> What is required:
For the records below, work out the number of lines holding "Russia" and reply with only that.

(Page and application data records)
Segment Open
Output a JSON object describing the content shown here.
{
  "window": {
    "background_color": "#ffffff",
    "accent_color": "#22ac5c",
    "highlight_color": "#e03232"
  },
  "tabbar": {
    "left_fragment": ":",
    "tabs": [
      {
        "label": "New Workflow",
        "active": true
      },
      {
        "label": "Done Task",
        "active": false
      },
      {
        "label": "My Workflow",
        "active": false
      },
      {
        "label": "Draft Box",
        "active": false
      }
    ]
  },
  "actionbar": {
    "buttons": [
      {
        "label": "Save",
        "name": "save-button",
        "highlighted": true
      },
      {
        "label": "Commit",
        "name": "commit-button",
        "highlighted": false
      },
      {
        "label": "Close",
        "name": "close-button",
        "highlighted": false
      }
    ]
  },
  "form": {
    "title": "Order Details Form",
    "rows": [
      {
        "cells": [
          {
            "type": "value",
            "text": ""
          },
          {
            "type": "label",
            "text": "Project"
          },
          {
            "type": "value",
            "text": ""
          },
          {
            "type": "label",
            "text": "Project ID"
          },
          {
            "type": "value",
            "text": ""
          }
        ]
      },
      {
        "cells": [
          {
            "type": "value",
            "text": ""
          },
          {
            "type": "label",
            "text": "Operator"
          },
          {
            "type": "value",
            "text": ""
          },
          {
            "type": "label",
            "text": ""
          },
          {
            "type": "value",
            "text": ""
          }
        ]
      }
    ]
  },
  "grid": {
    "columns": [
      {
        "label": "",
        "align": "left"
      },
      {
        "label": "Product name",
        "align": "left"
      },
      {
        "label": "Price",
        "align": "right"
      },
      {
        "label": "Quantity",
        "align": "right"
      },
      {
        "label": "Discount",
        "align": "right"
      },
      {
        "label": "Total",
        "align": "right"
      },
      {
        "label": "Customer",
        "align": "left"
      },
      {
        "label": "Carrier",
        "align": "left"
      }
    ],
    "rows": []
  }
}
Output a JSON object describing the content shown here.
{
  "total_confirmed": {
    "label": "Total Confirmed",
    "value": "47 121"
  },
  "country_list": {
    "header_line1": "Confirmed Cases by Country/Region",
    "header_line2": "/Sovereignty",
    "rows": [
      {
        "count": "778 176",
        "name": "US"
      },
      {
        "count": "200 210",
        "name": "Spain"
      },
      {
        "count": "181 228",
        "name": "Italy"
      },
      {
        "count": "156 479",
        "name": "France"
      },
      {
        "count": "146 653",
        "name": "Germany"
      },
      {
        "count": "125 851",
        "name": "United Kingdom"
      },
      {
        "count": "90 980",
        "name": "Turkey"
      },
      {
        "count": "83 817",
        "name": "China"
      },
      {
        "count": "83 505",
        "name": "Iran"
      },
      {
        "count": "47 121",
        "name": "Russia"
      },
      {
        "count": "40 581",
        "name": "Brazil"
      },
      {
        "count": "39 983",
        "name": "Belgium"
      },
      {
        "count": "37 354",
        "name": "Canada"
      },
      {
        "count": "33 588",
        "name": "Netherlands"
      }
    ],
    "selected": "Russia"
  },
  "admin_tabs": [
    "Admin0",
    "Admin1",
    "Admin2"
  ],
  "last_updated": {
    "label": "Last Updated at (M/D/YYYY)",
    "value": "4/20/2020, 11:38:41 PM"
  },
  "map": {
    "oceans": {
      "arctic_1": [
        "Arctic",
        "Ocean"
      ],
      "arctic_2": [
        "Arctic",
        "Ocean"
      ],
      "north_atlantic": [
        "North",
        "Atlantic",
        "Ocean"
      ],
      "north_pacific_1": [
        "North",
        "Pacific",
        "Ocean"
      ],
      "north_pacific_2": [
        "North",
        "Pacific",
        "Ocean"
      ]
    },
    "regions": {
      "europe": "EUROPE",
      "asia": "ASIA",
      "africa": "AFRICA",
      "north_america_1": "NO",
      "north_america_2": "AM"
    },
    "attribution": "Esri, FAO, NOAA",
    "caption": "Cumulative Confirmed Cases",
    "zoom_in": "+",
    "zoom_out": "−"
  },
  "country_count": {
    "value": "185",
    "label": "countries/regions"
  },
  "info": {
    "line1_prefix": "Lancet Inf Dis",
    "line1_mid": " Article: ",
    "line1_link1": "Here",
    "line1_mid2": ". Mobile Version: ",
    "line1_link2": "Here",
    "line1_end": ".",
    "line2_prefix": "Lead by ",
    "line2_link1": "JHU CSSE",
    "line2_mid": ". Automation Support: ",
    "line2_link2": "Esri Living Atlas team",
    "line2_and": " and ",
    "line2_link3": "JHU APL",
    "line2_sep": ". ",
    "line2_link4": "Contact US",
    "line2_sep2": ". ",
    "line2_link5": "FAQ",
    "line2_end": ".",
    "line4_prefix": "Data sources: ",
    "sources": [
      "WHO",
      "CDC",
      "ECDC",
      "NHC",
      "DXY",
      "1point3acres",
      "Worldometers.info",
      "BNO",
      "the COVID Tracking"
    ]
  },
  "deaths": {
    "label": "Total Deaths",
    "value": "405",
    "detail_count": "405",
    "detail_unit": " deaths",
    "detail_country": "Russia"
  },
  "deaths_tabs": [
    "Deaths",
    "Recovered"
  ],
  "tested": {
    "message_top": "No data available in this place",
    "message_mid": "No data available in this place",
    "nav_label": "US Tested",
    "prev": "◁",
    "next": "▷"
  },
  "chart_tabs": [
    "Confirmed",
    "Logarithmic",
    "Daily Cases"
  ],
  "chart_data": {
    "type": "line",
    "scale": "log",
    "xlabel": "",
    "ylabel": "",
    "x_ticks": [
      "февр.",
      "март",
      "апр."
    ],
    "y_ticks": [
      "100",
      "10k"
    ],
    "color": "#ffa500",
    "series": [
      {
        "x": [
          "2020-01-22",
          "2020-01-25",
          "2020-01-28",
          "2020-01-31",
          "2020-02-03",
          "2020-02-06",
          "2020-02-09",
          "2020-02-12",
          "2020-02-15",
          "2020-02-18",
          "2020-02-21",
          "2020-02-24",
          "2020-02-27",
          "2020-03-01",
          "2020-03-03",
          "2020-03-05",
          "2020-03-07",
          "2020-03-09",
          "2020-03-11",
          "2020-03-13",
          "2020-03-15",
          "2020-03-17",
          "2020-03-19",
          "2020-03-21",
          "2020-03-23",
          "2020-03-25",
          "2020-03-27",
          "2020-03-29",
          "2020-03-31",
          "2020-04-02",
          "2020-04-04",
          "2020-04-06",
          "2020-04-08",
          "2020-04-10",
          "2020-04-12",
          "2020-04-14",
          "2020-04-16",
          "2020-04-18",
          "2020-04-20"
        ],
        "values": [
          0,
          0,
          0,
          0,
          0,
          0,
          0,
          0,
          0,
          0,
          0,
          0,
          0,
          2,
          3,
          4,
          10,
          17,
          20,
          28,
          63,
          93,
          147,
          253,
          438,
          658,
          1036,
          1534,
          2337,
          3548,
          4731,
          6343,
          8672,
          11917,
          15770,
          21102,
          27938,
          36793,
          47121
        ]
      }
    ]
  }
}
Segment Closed
> Reply:
3